BEGIN EXERCISE INPUT

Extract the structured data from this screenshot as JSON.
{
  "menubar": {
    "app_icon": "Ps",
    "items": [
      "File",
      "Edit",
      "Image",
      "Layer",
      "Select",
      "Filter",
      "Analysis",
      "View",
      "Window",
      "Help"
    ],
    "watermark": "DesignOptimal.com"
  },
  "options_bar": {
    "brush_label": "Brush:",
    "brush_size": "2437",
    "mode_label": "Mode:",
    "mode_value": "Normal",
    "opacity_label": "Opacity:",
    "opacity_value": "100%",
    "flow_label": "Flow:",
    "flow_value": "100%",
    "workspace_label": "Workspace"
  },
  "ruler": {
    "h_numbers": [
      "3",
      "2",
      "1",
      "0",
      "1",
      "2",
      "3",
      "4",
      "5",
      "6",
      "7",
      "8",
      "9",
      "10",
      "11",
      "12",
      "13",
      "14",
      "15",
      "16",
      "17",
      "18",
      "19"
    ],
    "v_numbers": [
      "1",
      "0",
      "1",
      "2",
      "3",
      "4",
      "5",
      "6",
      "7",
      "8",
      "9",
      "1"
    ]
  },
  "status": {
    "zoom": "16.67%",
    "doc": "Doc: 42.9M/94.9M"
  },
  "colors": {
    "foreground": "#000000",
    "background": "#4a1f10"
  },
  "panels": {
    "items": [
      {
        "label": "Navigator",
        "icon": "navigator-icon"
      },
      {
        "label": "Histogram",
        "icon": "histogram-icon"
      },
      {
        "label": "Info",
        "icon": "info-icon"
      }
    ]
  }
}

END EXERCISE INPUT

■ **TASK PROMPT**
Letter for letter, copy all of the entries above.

■ **SOLUTION**
Extract the structured data from this screenshot as JSON.
{
  "menubar": {
    "app_icon": "Ps",
    "items": [
      "File",
      "Edit",
      "Image",
      "Layer",
      "Select",
      "Filter",
      "Analysis",
      "View",
      "Window",
      "Help"
    ],
    "watermark": "DesignOptimal.com"
  },
  "options_bar": {
    "brush_label": "Brush:",
    "brush_size": "2437",
    "mode_label": "Mode:",
    "mode_value": "Normal",
    "opacity_label": "Opacity:",
    "opacity_value": "100%",
    "flow_label": "Flow:",
    "flow_value": "100%",
    "workspace_label": "Workspace"
  },
  "ruler": {
    "h_numbers": [
      "3",
      "2",
      "1",
      "0",
      "1",
      "2",
      "3",
      "4",
      "5",
      "6",
      "7",
      "8",
      "9",
      "10",
      "11",
      "12",
      "13",
      "14",
      "15",
      "16",
      "17",
      "18",
      "19"
    ],
    "v_numbers": [
      "1",
      "0",
      "1",
      "2",
      "3",
      "4",
      "5",
      "6",
      "7",
      "8",
      "9",
      "1"
    ]
  },
  "status": {
    "zoom": "16.67%",
    "doc": "Doc: 42.9M/94.9M"
  },
  "colors": {
    "foreground": "#000000",
    "background": "#4a1f10"
  },
  "panels": {
    "items": [
      {
        "label": "Navigator",
        "icon": "navigator-icon"
      },
      {
        "label": "Histogram",
        "icon": "histogram-icon"
      },
      {
        "label": "Info",
        "icon": "info-icon"
      }
    ]
  }
}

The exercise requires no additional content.